▶ DATA PROVIDED:
● ● ●

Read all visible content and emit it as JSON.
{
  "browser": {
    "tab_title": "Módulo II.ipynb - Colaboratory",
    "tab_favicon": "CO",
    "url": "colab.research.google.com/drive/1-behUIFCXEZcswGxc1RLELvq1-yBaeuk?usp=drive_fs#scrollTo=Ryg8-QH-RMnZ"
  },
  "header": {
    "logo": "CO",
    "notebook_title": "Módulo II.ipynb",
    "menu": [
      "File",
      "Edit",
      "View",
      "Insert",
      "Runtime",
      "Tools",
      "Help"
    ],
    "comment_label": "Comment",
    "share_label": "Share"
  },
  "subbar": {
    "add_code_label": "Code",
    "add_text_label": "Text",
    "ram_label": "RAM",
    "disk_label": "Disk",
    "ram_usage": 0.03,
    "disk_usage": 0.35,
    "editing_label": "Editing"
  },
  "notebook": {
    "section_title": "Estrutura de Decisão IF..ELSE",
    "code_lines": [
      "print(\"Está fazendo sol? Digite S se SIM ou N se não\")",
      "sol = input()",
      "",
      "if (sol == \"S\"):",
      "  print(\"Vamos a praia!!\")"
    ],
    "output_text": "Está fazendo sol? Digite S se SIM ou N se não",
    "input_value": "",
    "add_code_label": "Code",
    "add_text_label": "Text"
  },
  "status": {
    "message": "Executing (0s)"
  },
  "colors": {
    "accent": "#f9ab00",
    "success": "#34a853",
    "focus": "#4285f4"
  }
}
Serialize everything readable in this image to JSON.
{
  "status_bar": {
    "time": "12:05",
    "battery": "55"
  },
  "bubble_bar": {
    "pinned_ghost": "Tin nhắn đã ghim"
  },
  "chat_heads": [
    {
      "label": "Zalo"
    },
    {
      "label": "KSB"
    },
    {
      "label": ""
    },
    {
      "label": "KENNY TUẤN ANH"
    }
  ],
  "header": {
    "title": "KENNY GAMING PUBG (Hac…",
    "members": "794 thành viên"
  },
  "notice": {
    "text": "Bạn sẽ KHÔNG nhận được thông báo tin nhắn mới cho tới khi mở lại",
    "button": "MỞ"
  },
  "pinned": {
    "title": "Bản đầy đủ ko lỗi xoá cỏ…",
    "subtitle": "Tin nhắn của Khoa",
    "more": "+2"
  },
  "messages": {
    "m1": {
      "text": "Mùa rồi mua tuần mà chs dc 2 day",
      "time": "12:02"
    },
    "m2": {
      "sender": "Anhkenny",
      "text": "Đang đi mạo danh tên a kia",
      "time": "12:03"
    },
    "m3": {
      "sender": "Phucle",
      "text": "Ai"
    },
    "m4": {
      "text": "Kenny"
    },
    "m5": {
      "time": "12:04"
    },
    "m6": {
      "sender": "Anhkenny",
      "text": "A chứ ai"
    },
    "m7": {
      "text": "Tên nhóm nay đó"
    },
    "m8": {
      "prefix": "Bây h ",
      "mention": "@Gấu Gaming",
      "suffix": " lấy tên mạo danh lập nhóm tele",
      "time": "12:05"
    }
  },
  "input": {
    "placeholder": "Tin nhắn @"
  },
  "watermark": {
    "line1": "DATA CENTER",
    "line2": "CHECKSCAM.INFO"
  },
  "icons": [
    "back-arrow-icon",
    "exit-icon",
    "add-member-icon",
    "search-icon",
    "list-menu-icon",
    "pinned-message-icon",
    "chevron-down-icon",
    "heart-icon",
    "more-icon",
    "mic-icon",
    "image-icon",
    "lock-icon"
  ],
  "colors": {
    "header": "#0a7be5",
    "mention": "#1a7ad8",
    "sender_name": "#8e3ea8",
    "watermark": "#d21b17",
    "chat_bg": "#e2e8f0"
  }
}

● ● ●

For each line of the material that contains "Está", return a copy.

      "print(\"Está fazendo sol? Digite S se SIM ou N se não\")",
    "output_text": "Está fazendo sol? Digite S se SIM ou N se não",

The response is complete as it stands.